While on spring break, our family of four took a mini vacation to Bali. It had been ten years since my husband and I were last there (for our honeymoon). It was a poignant return considering that much has happened since - two terrorist bombings in particular. The mood was a bit sombre and the locals - while their Balinese demeanor is to be pleasant and courteous - looked as if morale had been lowered a notch or two. We realized things had changed when we arrived at the hotel, confronted by iron gates to the compound, a metal detector and a bomb sniffing Labrador that resembled my son's favorite stuffed toy. The hotel logos that once plastered the sides of the SUV were now gone so that guests could be driven around incognito.

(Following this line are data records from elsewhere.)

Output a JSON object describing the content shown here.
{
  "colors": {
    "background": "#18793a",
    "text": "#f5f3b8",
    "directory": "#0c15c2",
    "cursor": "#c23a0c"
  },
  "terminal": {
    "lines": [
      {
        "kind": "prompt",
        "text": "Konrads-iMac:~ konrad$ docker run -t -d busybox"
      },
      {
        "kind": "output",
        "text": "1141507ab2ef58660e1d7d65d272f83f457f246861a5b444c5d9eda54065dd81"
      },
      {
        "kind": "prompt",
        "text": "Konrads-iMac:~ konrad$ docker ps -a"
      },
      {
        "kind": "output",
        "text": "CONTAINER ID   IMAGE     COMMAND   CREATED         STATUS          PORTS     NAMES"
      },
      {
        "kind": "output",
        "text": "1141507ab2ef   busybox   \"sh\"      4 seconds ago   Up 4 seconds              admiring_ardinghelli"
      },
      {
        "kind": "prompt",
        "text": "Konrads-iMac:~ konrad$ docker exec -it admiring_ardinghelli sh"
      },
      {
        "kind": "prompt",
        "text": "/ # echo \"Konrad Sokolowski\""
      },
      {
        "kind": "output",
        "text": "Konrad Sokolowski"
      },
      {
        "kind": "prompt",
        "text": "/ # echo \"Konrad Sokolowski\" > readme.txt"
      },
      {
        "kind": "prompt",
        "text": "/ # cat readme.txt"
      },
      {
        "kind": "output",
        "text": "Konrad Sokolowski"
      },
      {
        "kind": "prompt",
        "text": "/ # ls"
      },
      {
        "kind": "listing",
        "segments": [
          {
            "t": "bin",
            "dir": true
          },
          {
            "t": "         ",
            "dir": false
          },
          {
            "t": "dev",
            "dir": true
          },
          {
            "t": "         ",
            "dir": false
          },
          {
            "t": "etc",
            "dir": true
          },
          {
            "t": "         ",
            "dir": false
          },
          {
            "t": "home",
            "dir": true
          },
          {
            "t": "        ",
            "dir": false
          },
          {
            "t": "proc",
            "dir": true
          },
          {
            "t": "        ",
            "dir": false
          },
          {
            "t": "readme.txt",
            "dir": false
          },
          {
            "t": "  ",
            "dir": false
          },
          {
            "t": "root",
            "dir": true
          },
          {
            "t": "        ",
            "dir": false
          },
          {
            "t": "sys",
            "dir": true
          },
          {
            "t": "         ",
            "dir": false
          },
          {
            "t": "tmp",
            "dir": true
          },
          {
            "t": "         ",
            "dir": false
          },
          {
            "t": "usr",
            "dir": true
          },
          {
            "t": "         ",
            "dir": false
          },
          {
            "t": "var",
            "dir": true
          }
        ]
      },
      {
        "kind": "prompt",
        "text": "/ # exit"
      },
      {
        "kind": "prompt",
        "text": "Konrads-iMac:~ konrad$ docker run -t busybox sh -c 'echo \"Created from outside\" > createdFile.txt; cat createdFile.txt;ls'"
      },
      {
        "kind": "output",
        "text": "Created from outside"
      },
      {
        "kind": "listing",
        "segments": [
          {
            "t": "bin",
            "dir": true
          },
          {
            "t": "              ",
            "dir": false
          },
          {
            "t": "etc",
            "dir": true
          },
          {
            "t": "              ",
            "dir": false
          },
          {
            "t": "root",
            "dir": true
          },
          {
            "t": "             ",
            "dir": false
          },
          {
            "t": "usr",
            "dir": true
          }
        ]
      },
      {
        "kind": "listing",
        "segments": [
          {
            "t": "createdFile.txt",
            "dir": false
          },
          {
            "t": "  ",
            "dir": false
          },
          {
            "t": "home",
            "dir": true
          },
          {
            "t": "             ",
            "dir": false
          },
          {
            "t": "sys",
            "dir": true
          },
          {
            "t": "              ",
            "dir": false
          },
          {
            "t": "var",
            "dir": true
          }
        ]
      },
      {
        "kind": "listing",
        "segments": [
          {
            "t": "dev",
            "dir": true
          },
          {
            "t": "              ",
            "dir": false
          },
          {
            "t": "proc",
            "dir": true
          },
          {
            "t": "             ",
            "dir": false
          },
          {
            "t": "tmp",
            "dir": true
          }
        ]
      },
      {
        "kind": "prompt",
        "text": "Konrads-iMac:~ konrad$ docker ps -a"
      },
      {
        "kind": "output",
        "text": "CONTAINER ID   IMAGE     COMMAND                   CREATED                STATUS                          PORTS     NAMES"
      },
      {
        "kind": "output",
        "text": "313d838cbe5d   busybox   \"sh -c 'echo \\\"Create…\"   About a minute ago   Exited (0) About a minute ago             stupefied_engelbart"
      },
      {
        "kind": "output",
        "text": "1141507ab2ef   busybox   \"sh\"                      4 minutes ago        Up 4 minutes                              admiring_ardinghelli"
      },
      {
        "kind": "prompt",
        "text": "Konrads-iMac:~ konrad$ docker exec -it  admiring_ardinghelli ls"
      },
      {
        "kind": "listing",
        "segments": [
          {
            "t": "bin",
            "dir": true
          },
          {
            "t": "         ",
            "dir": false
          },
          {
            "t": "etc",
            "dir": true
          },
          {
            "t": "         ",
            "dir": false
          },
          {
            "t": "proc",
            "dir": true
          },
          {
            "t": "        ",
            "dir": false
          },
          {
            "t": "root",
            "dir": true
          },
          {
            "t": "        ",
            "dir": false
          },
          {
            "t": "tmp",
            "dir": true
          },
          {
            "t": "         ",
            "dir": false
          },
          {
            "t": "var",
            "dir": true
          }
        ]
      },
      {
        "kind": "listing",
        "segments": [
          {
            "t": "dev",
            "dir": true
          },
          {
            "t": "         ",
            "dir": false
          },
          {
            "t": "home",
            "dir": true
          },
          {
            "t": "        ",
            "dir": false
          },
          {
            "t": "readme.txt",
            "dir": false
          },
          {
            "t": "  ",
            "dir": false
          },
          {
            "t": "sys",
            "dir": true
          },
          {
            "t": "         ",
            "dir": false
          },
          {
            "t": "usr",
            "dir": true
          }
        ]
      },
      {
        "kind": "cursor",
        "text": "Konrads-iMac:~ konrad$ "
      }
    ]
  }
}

We stayed on the hotel grounds for the most part because we truly wanted to swim, sun and sleep. But the busy bee in me simply had to sign up for a cooking class which came with a visit to the nearby Denpasar fresh market. I want to share these pictures of the market with you because the images are of a disappearing world now that everything else is being sanitized and housed in Costco or Carrefour.
One main thing I learnt in cooking class was the different technique in the preparation of the spice rempah. Many cookbooks and cooks will tell you to grind or blend the fresh rempah ingredients (beginning with sinewy galangal, turmeric, ending with soft moist items such as shallots and belachan). The usual tip is to add water to moisten the paste if it is too fibrous and rough. Only after we obtain a fine rempah paste would we then fry it in glistening hot oil. Not too hot so as not to burn the rempah, then fry until fragrant.
In this Bali cooking class, we were asked to dice the ingredients, then fry them in oil first before transferring to the mortar to pound with the pestle. The explanation behind it was that the ingredients would be softened, more moist, hence avoiding the need to dilute the paste with water which in turn would dilute the full effect of the taste and spiciness of the rempah.
I have always loved Bali for its magical gamelan music, lulling sea breezes, gracious smiles, flowers and jasmine scents. Please support this paradise island and visit if you can.